US4220554A (en) Components of catalysts for polymerizing alpha-olefins and the catalysts formed from the components
US3950269A (en) Olefin polymerization catalyst system and process for polymerization of olefins
US3901863A (en) Polymerization of olefins
US4399054A (en) Catalyst components and catalysts for the polymerization of alpha-olefins
US4331561A (en) Catalysts for polymerizing alpha-olefins and process for polymerizing alpha-olefins in contact with said catalysts
US4115319A (en) Catalysts and catalyst components for polymerizing olefins
US4472524A (en) Components and catalysts for the polymerization of olefins
EP0086473B1 (en) Components and catalysts for the polymerization of olefins

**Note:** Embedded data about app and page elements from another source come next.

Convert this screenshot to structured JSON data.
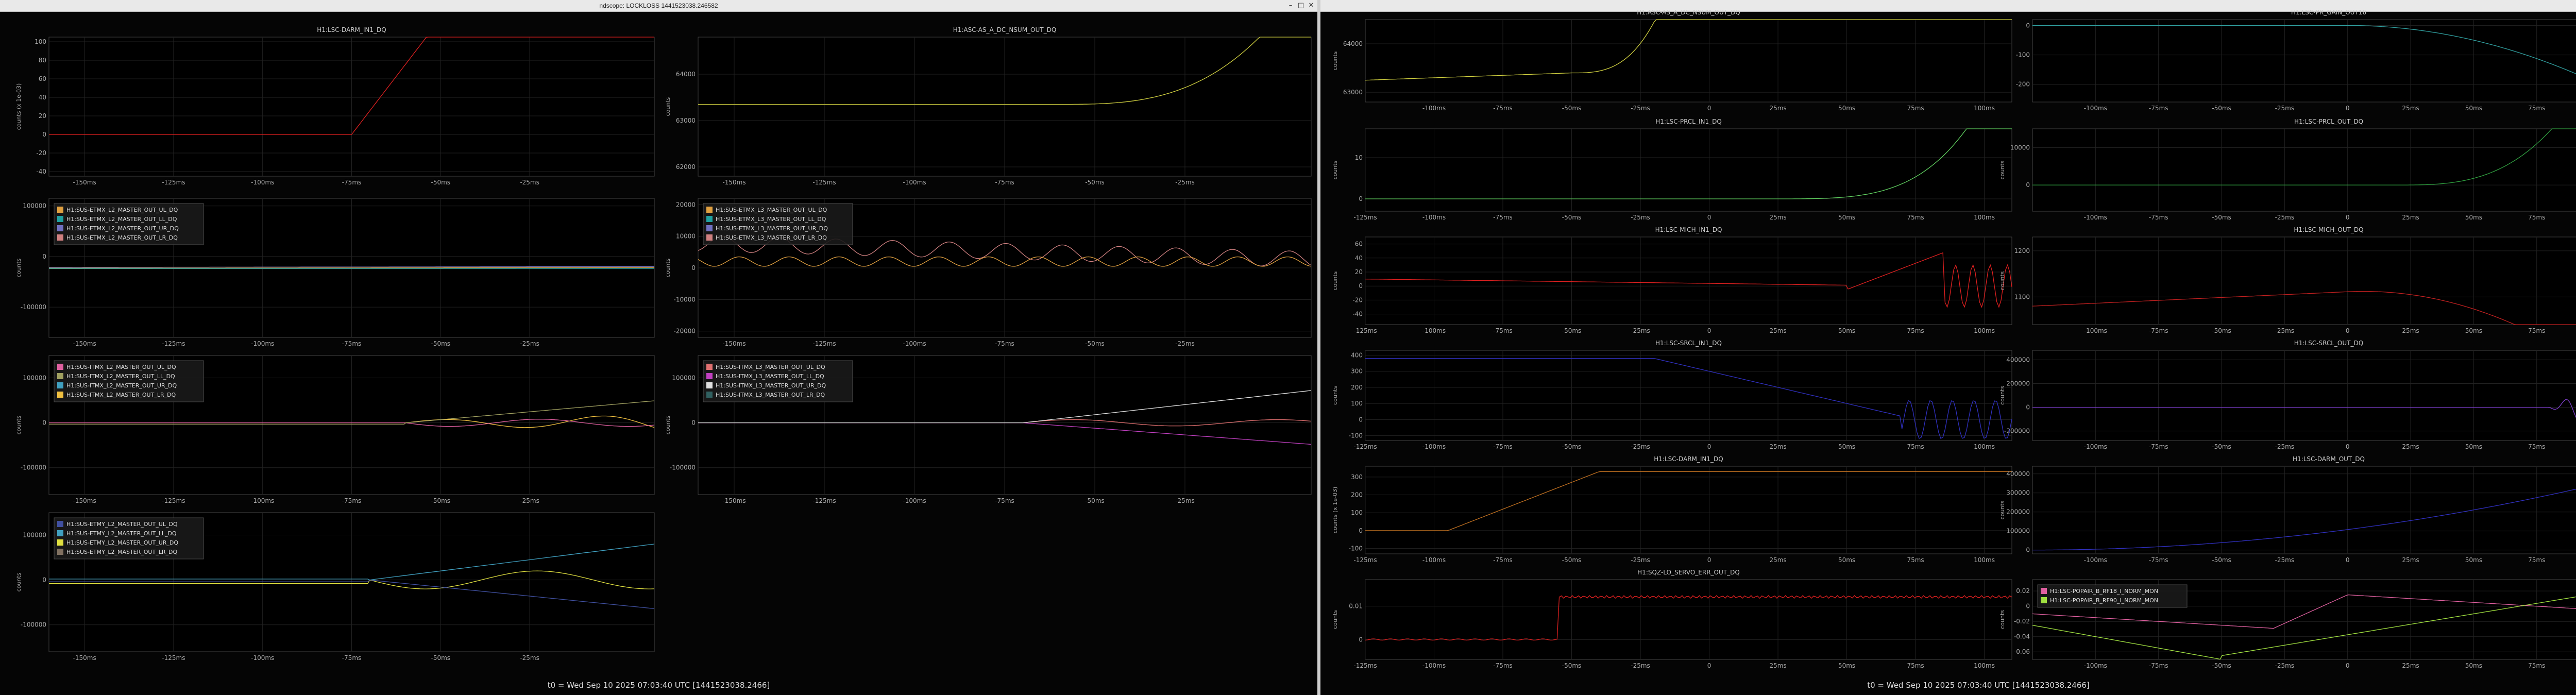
{
  "windows": [
    {
      "title": "ndscope: LOCKLOSS 1441523038.246582",
      "footer": "t0 = Wed Sep 10 2025 07:03:40 UTC [1441523038.2466]"
    },
    {
      "title": "",
      "footer": "t0 = Wed Sep 10 2025 07:03:40 UTC [1441523038.2466]"
    }
  ],
  "window_buttons": {
    "minimize": "–",
    "maximize": "□",
    "close": "✕"
  },
  "colors": {
    "red": "#e82020",
    "yellow": "#f0f060",
    "green": "#60d060",
    "blue": "#3030d0",
    "purple": "#9040d0",
    "teal": "#20a080",
    "orange": "#d08020"
  },
  "plots": [
    {
      "title": "H1:LSC-DARM_IN1_DQ",
      "ylabel": "counts (x 1e-03)",
      "yticks": [
        "100",
        "80",
        "60",
        "40",
        "20",
        "0",
        "-20",
        "-40"
      ],
      "yrange": [
        -45,
        105
      ],
      "xticks": [
        "-150ms",
        "-125ms",
        "-100ms",
        "-75ms",
        "-50ms",
        "-25ms"
      ],
      "xrange": [
        -160,
        10
      ],
      "legend": []
    },
    {
      "title": "H1:ASC-AS_A_DC_NSUM_OUT_DQ",
      "ylabel": "counts",
      "yticks": [
        "64000",
        "63000",
        "62000"
      ],
      "yrange": [
        61800,
        64800
      ],
      "xticks": [
        "-150ms",
        "-125ms",
        "-100ms",
        "-75ms",
        "-50ms",
        "-25ms"
      ],
      "xrange": [
        -160,
        10
      ],
      "legend": []
    },
    {
      "title": "",
      "ylabel": "counts",
      "yticks": [
        "100000",
        "0",
        "-100000"
      ],
      "yrange": [
        -160000,
        115000
      ],
      "xticks": [
        "-150ms",
        "-125ms",
        "-100ms",
        "-75ms",
        "-50ms",
        "-25ms"
      ],
      "xrange": [
        -160,
        10
      ],
      "legend": [
        "H1:SUS-ETMX_L2_MASTER_OUT_UL_DQ",
        "H1:SUS-ETMX_L2_MASTER_OUT_LL_DQ",
        "H1:SUS-ETMX_L2_MASTER_OUT_UR_DQ",
        "H1:SUS-ETMX_L2_MASTER_OUT_LR_DQ"
      ],
      "legend_colors": [
        "#e0a040",
        "#20a0a0",
        "#7070c0",
        "#d08080"
      ]
    },
    {
      "title": "",
      "ylabel": "counts",
      "yticks": [
        "20000",
        "10000",
        "0",
        "-10000",
        "-20000"
      ],
      "yrange": [
        -22000,
        22000
      ],
      "xticks": [
        "-150ms",
        "-125ms",
        "-100ms",
        "-75ms",
        "-50ms",
        "-25ms"
      ],
      "xrange": [
        -160,
        10
      ],
      "legend": [
        "H1:SUS-ETMX_L3_MASTER_OUT_UL_DQ",
        "H1:SUS-ETMX_L3_MASTER_OUT_LL_DQ",
        "H1:SUS-ETMX_L3_MASTER_OUT_UR_DQ",
        "H1:SUS-ETMX_L3_MASTER_OUT_LR_DQ"
      ],
      "legend_colors": [
        "#e0a040",
        "#20a0a0",
        "#7070c0",
        "#d08080"
      ]
    },
    {
      "title": "",
      "ylabel": "counts",
      "yticks": [
        "100000",
        "0",
        "-100000"
      ],
      "yrange": [
        -160000,
        150000
      ],
      "xticks": [
        "-150ms",
        "-125ms",
        "-100ms",
        "-75ms",
        "-50ms",
        "-25ms"
      ],
      "xrange": [
        -160,
        10
      ],
      "legend": [
        "H1:SUS-ITMX_L2_MASTER_OUT_UL_DQ",
        "H1:SUS-ITMX_L2_MASTER_OUT_LL_DQ",
        "H1:SUS-ITMX_L2_MASTER_OUT_UR_DQ",
        "H1:SUS-ITMX_L2_MASTER_OUT_LR_DQ"
      ],
      "legend_colors": [
        "#e060a0",
        "#a0a060",
        "#40a0c0",
        "#f0c040"
      ]
    },
    {
      "title": "",
      "ylabel": "counts",
      "yticks": [
        "100000",
        "0",
        "-100000"
      ],
      "yrange": [
        -160000,
        150000
      ],
      "xticks": [
        "-150ms",
        "-125ms",
        "-100ms",
        "-75ms",
        "-50ms",
        "-25ms"
      ],
      "xrange": [
        -160,
        10
      ],
      "legend": [
        "H1:SUS-ITMX_L3_MASTER_OUT_UL_DQ",
        "H1:SUS-ITMX_L3_MASTER_OUT_LL_DQ",
        "H1:SUS-ITMX_L3_MASTER_OUT_UR_DQ",
        "H1:SUS-ITMX_L3_MASTER_OUT_LR_DQ"
      ],
      "legend_colors": [
        "#e07070",
        "#c040c0",
        "#e0e0e0",
        "#306060"
      ]
    },
    {
      "title": "",
      "ylabel": "counts",
      "yticks": [
        "100000",
        "0",
        "-100000"
      ],
      "yrange": [
        -160000,
        150000
      ],
      "xticks": [
        "-150ms",
        "-125ms",
        "-100ms",
        "-75ms",
        "-50ms",
        "-25ms"
      ],
      "xrange": [
        -160,
        10
      ],
      "legend": [
        "H1:SUS-ETMY_L2_MASTER_OUT_UL_DQ",
        "H1:SUS-ETMY_L2_MASTER_OUT_LL_DQ",
        "H1:SUS-ETMY_L2_MASTER_OUT_UR_DQ",
        "H1:SUS-ETMY_L2_MASTER_OUT_LR_DQ"
      ],
      "legend_colors": [
        "#4050a0",
        "#40a0c0",
        "#e0e040",
        "#807060"
      ]
    },
    {
      "title": "H1:ASC-AS_A_DC_NSUM_OUT_DQ",
      "ylabel": "counts",
      "yticks": [
        "64000",
        "63000"
      ],
      "yrange": [
        62800,
        64500
      ],
      "xticks": [
        "-100ms",
        "-75ms",
        "-50ms",
        "-25ms",
        "0",
        "25ms",
        "50ms",
        "75ms",
        "100ms"
      ],
      "xrange": [
        -125,
        110
      ],
      "legend": []
    },
    {
      "title": "H1:LSC-PR_GAIN_OUT16",
      "ylabel": "",
      "yticks": [
        "0",
        "-100",
        "-200"
      ],
      "yrange": [
        -260,
        20
      ],
      "xticks": [
        "-100ms",
        "-75ms",
        "-50ms",
        "-25ms",
        "0",
        "25ms",
        "50ms",
        "75ms",
        "100ms"
      ],
      "xrange": [
        -125,
        110
      ],
      "legend": []
    },
    {
      "title": "H1:LSC-PRCL_IN1_DQ",
      "ylabel": "counts",
      "yticks": [
        "10",
        "0"
      ],
      "yrange": [
        -3,
        17
      ],
      "xticks": [
        "-125ms",
        "-100ms",
        "-75ms",
        "-50ms",
        "-25ms",
        "0",
        "25ms",
        "50ms",
        "75ms",
        "100ms"
      ],
      "xrange": [
        -125,
        110
      ],
      "legend": []
    },
    {
      "title": "H1:LSC-PRCL_OUT_DQ",
      "ylabel": "counts",
      "yticks": [
        "10000",
        "0"
      ],
      "yrange": [
        -7000,
        15000
      ],
      "xticks": [
        "-100ms",
        "-75ms",
        "-50ms",
        "-25ms",
        "0",
        "25ms",
        "50ms",
        "75ms",
        "100ms"
      ],
      "xrange": [
        -125,
        110
      ],
      "legend": []
    },
    {
      "title": "H1:LSC-MICH_IN1_DQ",
      "ylabel": "counts",
      "yticks": [
        "60",
        "40",
        "20",
        "0",
        "-20",
        "-40"
      ],
      "yrange": [
        -55,
        70
      ],
      "xticks": [
        "-125ms",
        "-100ms",
        "-75ms",
        "-50ms",
        "-25ms",
        "0",
        "25ms",
        "50ms",
        "75ms",
        "100ms"
      ],
      "xrange": [
        -125,
        110
      ],
      "legend": []
    },
    {
      "title": "H1:LSC-MICH_OUT_DQ",
      "ylabel": "counts",
      "yticks": [
        "1200",
        "1100"
      ],
      "yrange": [
        1040,
        1230
      ],
      "xticks": [
        "-100ms",
        "-75ms",
        "-50ms",
        "-25ms",
        "0",
        "25ms",
        "50ms",
        "75ms",
        "100ms"
      ],
      "xrange": [
        -125,
        110
      ],
      "legend": []
    },
    {
      "title": "H1:LSC-SRCL_IN1_DQ",
      "ylabel": "counts",
      "yticks": [
        "400",
        "300",
        "200",
        "100",
        "0",
        "-100"
      ],
      "yrange": [
        -130,
        430
      ],
      "xticks": [
        "-125ms",
        "-100ms",
        "-75ms",
        "-50ms",
        "-25ms",
        "0",
        "25ms",
        "50ms",
        "75ms",
        "100ms"
      ],
      "xrange": [
        -125,
        110
      ],
      "legend": []
    },
    {
      "title": "H1:LSC-SRCL_OUT_DQ",
      "ylabel": "counts",
      "yticks": [
        "400000",
        "200000",
        "0",
        "-200000"
      ],
      "yrange": [
        -280000,
        480000
      ],
      "xticks": [
        "-100ms",
        "-75ms",
        "-50ms",
        "-25ms",
        "0",
        "25ms",
        "50ms",
        "75ms",
        "100ms"
      ],
      "xrange": [
        -125,
        110
      ],
      "legend": []
    },
    {
      "title": "H1:LSC-DARM_IN1_DQ",
      "ylabel": "counts (x 1e-03)",
      "yticks": [
        "300",
        "200",
        "100",
        "0",
        "-100"
      ],
      "yrange": [
        -130,
        360
      ],
      "xticks": [
        "-125ms",
        "-100ms",
        "-75ms",
        "-50ms",
        "-25ms",
        "0",
        "25ms",
        "50ms",
        "75ms",
        "100ms"
      ],
      "xrange": [
        -125,
        110
      ],
      "legend": []
    },
    {
      "title": "H1:LSC-DARM_OUT_DQ",
      "ylabel": "counts",
      "yticks": [
        "400000",
        "300000",
        "200000",
        "100000",
        "0"
      ],
      "yrange": [
        -20000,
        440000
      ],
      "xticks": [
        "-100ms",
        "-75ms",
        "-50ms",
        "-25ms",
        "0",
        "25ms",
        "50ms",
        "75ms",
        "100ms"
      ],
      "xrange": [
        -125,
        110
      ],
      "legend": []
    },
    {
      "title": "H1:SQZ-LO_SERVO_ERR_OUT_DQ",
      "ylabel": "counts",
      "yticks": [
        "0.01",
        "0"
      ],
      "yrange": [
        -0.006,
        0.018
      ],
      "xticks": [
        "-125ms",
        "-100ms",
        "-75ms",
        "-50ms",
        "-25ms",
        "0",
        "25ms",
        "50ms",
        "75ms",
        "100ms"
      ],
      "xrange": [
        -125,
        110
      ],
      "legend": []
    },
    {
      "title": "",
      "ylabel": "counts",
      "yticks": [
        "0.02",
        "0",
        "-0.02",
        "-0.04",
        "-0.06"
      ],
      "yrange": [
        -0.07,
        0.035
      ],
      "xticks": [
        "-100ms",
        "-75ms",
        "-50ms",
        "-25ms",
        "0",
        "25ms",
        "50ms",
        "75ms",
        "100ms"
      ],
      "xrange": [
        -125,
        110
      ],
      "legend": [
        "H1:LSC-POPAIR_B_RF18_I_NORM_MON",
        "H1:LSC-POPAIR_B_RF90_I_NORM_MON"
      ],
      "legend_colors": [
        "#e060a0",
        "#a0e040"
      ]
    }
  ]
}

US5122583A (en) Efficiency of a pre-polymerized catalyst
US4748221A (en) Polymerization of olefins using a ziegler-natta catalyst and two organometallic compounds
US4104198A (en) High yield complex catalyst for polymerizing olefins
US4082692A (en) Polymerization catalyst
US3971767A (en) Olefin polymerization catalyst system and process for polymerization of olefins
US6114276A (en) Catalyst system for olefin polymerization and its use
US4530913A (en) Polymerization catalyst and method
EP0560035A1 (en) Process for the gas-phase polymerization of alpha-olefins
US4021599A (en) Olefin polymerization process and catalyst
US4447587A (en) Process for the preparation of a polyolefin, and a catalyst for this process
US4204050A (en) Polymerization of α-olefins with a dual transition metal catalyst
EP0361494A2 (en) Components and catalysts for the polymerization of olefins